    Charleston 17th July 1819. Dear Mother We arrived here the day before yesterday before two o'clock but had a very critical passage. When we saw the schooner in coosaw she was aground and in the course of the night as the tide lifted her off the bank it was discovered that she had started her mainmast and both pumps and was leaking very badly.- But as the wind was fair we attempted to go to town- After we crossed St. Helena bar the sea being very rough we discovered that the leak gained upon so fast tho' all hands were constantly at the pump that I thought we should inevitably have lost both vessel and cargo and have had some trouble to save our sweet selves.-But by great diligence in possessing good seamanship on the part of old Morgan and the blessing of a fine fair wind we were enabled to slip her upon [End Page 1] a mud flat in a Charleston dock in a sinking condition How much of the cargo is damaged we have not yet ascertained; but I am satisfied we could not have held out much longer-- The bustle of the day, the sea air and the effects of your affectionate and motherly attention has worked a revolution in my health which is much improved and daily strengthening.- I engaged my passage yesterday for the next trip of the Georgia Packet and will probably sail in about ten days-You will see by the papers that the Yellow fever has shown itself in Philadelphia. If that information is correct we shall lose much enjoyment by being obliged to avoid that agreeable city.- Edward Nat My Mother and family all continue well and the town is very healthy. Remember me affectionately to Mary and Mr. Smith the attention of the latter has made a great impression upon my mind and I wish you would tell him so-- With [End Page 2] love to Elizabeth and all at home I remain Yrs. Affectionately N. Heyward Junr. [End Page 3] Mrs. Mary Barnwell Beaufort S.C. [End Page 4]

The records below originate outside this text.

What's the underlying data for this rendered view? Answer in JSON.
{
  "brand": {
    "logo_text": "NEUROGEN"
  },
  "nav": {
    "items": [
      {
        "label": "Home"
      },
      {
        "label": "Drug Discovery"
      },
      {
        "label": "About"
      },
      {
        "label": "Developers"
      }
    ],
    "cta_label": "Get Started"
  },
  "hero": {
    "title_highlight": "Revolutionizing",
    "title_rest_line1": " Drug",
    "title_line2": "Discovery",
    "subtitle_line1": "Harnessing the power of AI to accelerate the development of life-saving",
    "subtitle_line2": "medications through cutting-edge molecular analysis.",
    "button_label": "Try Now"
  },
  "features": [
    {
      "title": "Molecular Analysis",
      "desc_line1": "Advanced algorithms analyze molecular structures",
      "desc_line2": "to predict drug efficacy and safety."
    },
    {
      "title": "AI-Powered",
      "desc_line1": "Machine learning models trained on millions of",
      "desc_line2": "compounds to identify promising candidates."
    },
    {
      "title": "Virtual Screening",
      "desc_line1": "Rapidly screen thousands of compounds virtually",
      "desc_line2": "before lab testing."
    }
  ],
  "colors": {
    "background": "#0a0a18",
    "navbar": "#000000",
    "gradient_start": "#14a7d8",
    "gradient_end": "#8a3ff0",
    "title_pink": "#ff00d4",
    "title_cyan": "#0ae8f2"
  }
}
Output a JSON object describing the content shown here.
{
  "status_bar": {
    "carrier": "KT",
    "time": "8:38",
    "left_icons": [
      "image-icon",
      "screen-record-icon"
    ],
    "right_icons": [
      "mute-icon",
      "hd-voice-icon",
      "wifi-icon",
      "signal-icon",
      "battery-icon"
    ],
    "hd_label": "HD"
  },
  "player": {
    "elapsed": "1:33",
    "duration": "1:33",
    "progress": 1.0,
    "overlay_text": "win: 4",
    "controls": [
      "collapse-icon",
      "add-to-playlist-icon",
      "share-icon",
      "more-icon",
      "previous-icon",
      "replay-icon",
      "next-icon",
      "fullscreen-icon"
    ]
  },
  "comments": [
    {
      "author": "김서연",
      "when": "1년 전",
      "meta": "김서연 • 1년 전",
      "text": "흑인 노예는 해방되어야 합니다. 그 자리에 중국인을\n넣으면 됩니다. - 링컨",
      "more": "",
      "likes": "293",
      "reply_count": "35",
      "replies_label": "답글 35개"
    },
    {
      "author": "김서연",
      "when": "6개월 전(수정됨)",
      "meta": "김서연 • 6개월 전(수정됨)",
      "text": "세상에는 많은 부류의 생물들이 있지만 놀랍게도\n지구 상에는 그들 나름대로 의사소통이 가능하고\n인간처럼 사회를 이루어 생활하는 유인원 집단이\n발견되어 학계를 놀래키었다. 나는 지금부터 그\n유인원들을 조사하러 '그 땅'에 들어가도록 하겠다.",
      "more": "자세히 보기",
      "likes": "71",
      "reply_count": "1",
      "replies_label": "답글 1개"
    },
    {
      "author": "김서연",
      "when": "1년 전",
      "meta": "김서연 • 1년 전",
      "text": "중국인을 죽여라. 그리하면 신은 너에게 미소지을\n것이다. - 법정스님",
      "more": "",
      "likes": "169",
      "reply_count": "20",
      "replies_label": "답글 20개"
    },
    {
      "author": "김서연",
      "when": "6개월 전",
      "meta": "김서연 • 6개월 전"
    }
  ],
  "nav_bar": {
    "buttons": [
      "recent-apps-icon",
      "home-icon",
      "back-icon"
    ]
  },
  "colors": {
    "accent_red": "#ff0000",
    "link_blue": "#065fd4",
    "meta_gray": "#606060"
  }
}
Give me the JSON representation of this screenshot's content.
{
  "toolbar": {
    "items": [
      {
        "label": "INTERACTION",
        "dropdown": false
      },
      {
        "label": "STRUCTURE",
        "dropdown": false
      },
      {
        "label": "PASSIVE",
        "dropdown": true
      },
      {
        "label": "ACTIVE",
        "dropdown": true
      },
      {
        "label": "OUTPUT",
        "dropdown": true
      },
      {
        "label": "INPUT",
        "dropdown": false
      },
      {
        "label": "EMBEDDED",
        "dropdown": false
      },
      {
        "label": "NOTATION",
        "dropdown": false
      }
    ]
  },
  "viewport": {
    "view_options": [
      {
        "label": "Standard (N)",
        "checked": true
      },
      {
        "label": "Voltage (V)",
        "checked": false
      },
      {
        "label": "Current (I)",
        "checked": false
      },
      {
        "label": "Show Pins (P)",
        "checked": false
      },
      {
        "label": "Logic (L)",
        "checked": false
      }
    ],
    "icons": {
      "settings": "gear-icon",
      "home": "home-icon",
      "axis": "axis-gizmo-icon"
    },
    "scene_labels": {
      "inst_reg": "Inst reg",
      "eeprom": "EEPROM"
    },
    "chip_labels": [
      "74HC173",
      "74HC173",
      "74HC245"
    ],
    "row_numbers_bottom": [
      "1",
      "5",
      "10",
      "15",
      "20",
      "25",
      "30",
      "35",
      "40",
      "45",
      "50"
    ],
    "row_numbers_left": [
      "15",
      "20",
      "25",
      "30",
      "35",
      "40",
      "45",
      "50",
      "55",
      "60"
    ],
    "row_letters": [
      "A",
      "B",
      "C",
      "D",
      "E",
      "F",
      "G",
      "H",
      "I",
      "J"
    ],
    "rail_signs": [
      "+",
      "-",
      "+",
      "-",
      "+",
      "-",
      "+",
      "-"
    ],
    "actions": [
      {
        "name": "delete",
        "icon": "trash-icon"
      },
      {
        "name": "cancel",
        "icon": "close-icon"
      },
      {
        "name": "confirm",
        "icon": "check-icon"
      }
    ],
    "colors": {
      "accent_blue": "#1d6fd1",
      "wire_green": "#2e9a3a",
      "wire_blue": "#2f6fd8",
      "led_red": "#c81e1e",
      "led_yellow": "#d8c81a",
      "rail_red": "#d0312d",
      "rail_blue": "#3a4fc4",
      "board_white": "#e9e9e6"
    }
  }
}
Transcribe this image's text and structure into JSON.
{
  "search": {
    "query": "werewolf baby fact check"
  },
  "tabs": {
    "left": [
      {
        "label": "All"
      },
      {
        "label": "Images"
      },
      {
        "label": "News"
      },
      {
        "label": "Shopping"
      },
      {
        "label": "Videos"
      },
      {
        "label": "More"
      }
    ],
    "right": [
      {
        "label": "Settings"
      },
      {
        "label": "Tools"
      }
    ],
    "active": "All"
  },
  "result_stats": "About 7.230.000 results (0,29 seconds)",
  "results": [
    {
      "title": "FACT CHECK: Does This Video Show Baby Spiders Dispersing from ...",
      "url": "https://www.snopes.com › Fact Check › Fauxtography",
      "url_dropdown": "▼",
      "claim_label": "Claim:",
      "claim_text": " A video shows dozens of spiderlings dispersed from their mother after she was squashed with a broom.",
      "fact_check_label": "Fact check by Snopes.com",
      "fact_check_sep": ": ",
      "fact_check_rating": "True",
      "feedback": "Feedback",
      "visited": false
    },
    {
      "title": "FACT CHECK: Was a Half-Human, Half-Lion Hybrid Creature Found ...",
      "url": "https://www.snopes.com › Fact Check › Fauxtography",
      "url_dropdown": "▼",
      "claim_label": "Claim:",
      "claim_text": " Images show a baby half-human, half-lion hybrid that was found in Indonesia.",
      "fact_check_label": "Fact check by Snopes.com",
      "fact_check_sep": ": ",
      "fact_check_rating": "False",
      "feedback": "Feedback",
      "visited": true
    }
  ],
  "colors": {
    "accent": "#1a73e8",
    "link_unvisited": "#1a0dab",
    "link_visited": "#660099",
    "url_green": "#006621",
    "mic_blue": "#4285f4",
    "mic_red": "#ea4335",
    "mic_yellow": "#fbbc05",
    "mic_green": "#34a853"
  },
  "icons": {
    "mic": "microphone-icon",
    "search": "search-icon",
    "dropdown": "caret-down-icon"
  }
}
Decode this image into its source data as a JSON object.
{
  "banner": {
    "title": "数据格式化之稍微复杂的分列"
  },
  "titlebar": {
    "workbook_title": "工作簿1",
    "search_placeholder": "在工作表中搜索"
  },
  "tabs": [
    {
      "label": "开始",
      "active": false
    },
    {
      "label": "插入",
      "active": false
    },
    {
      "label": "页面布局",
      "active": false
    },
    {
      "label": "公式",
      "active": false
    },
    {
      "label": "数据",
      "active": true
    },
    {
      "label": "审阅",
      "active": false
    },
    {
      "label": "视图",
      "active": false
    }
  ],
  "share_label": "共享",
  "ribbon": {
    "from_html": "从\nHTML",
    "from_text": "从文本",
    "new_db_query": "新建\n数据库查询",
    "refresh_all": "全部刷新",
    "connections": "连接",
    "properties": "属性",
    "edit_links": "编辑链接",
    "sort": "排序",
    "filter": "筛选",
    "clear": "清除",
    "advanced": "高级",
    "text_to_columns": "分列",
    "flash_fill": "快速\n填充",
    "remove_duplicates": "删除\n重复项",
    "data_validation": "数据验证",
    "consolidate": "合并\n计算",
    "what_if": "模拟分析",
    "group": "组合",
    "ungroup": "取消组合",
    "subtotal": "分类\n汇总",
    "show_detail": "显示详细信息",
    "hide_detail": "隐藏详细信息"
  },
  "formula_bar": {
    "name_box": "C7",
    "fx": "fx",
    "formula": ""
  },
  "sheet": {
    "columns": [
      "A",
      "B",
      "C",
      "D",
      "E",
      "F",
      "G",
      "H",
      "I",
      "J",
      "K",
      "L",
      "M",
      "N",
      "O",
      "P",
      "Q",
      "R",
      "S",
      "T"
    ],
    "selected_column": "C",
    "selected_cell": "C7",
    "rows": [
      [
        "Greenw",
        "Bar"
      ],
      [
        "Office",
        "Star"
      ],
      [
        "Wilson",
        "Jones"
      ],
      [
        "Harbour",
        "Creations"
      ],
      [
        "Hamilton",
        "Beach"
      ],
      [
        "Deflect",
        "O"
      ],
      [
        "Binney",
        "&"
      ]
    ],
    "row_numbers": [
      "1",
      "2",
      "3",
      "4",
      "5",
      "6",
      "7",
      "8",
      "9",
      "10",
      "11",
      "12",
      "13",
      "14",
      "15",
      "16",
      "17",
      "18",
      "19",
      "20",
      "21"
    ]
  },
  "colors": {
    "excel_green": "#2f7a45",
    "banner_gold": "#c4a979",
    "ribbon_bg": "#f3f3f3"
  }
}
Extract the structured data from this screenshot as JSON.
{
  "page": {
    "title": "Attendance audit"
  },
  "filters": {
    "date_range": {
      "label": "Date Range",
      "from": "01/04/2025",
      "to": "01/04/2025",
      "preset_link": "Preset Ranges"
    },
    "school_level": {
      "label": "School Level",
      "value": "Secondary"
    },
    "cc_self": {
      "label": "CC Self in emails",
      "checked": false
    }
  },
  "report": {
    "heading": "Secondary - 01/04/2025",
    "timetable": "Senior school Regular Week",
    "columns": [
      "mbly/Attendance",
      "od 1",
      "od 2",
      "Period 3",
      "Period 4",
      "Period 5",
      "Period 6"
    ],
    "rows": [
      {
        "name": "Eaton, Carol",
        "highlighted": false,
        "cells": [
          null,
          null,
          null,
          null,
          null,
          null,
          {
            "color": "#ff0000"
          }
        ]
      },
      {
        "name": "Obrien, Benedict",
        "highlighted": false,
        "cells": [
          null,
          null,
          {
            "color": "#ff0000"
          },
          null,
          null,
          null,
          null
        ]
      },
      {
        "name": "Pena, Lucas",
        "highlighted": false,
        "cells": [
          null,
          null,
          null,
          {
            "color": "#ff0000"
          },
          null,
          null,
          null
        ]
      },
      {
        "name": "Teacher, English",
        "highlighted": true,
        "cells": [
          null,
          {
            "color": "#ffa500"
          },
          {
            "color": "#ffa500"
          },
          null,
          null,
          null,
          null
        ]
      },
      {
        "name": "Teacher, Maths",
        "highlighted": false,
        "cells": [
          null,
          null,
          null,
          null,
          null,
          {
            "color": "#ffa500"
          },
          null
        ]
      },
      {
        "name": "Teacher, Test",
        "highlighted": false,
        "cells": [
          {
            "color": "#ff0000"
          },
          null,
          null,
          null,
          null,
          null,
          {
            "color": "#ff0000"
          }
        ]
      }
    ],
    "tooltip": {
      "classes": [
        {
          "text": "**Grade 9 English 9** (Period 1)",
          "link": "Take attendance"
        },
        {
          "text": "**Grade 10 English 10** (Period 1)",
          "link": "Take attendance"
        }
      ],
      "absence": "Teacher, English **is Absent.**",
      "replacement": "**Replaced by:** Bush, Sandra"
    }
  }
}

Title:
032. Nathaniel Heyward (II) to Mother-in-Law -- July 17, 1819
Creator:
Heyward and Ferguson families, 1806-1923
Date:
1819-07-17
Description:
Nathaniel Heyward writes his mother-in-law, Mary Barnwell, about a perilous trip from Coosaw island to Charleston aboard a leaky schooner that required "all hands constantly at the pump." He mentions that he has secured passage on the 'Georgia Packet' for a summer trip north but may have to skip Philadelphia because of news the "Yellow fever has shown itself" there. 4p.
Collection:
Heyward and Ferguson Family Papers, 1806-1923
Contributing Institution:
College of Charleston Libraries
Media Type:
Manuscripts
Personal or Corporate Subject:
Heyward family, Heyward, Nathaniel, 1790-1819--Correspondence
Topical Subject:
Plantation life--South Carolina
Geographic Subject:
Charleston (S.C.)--Social life and customs--19th century
Shelving Locator:
Mss 0092
S.C. County:
Charleston County (S.C.)
Internet Media Type:
image/jpeg
Digitization Specifications:
700 ppi, 24-bit depth, color, Epson Expression 10000XL scanner, Archival Master is a tiff.
Copyright Status Statement:
Digital image copyright 2009, The College of Charleston Libraries. All rights reserved. For more information contact The College of Charleston Library, Charleston, SC 29424.